|“Eclairage”, in Nouveau |
Many social categories were designed to control, coerce and even oppress their targets. The poor, the unmarried mother, the illegitimate child, the black, the unemployed, the disabled, the dependent elderly – none of these social categories of person is a neutral framing of individual or collective circumstances. They are instead a judgement on their place in modernity and material grounds for research, analysis and policy interventions of various kinds.

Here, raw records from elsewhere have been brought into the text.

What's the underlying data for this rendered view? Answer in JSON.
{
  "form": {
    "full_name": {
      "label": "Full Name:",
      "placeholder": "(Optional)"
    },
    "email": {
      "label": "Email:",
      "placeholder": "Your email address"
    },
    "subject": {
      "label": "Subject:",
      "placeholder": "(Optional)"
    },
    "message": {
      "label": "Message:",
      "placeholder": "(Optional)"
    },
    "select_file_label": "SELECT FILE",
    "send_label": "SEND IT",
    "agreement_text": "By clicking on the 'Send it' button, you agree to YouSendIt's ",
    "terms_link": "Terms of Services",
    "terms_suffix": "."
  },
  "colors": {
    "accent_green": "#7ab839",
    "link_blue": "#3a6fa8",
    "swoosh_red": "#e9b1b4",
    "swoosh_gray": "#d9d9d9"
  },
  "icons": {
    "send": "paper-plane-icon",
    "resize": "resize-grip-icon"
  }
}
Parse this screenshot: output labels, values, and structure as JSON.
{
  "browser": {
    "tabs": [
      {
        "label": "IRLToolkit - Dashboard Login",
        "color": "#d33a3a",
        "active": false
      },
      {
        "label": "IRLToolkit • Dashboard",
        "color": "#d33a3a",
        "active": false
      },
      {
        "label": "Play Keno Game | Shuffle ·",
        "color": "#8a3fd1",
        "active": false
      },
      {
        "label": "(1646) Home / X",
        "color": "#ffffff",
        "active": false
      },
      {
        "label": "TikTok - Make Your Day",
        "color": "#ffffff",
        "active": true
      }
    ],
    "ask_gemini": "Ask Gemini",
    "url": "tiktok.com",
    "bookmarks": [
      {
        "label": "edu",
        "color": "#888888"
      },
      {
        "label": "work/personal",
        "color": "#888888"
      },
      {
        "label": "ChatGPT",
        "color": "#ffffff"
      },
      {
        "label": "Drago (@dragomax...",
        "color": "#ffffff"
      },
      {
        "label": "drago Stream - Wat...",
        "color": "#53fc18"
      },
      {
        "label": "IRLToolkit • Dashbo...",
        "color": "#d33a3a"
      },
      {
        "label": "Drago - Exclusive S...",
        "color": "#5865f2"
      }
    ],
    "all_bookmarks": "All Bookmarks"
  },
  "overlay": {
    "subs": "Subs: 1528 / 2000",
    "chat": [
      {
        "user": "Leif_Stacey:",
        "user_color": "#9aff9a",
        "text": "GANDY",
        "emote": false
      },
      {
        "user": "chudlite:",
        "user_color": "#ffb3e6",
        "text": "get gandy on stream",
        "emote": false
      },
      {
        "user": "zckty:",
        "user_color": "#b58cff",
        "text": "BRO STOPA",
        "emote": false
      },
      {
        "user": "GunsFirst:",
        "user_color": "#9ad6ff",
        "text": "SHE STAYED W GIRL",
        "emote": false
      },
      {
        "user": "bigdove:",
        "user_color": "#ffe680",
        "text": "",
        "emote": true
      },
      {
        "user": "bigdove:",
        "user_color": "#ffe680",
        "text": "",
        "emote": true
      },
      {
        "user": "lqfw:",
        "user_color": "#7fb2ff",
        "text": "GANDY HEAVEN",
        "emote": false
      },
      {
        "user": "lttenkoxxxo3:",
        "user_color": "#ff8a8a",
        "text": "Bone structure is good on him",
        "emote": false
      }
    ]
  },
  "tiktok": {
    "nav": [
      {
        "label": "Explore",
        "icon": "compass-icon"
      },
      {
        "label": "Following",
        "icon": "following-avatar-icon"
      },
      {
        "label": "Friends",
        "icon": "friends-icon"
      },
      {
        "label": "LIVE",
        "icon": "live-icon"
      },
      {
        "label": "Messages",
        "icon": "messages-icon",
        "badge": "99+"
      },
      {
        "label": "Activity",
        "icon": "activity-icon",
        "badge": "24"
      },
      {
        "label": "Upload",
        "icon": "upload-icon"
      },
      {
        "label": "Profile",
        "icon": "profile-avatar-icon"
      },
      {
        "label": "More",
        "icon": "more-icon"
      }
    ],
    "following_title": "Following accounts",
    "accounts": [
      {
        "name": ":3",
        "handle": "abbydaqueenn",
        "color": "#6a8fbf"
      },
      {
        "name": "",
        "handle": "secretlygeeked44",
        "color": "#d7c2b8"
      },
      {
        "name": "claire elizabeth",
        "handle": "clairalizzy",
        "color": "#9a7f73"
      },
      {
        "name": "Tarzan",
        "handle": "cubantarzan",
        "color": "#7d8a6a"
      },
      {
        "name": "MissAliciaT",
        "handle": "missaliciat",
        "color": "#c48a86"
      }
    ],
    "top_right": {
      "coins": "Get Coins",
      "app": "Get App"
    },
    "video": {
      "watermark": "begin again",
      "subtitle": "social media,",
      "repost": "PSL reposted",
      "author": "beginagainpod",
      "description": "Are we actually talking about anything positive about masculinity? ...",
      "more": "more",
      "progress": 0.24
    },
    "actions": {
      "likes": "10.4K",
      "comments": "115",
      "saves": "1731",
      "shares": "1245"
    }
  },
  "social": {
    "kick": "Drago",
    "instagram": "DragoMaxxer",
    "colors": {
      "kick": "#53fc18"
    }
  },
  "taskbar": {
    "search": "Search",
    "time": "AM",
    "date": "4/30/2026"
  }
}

Two centuries after the first big data revolution many of these categories remain with us almost unchanged and, given what we know of their consequences, we have to ask what will be their situation when this second data revolution draws to a close?
On many a dark hour I have pondered technology's impact on science...and it usually comes down to the fact that the existing social and economic order is almost definitely going to make its mark on the tools of progress, as our author's here write: Where they find reason to be fearful is the likelihood of "the continuity of ideologically informed notions of ourselves and others and the reproduction of such ideologies in and through our new digital environments." Or as Pogo would have it: We have met the enemy and it is us.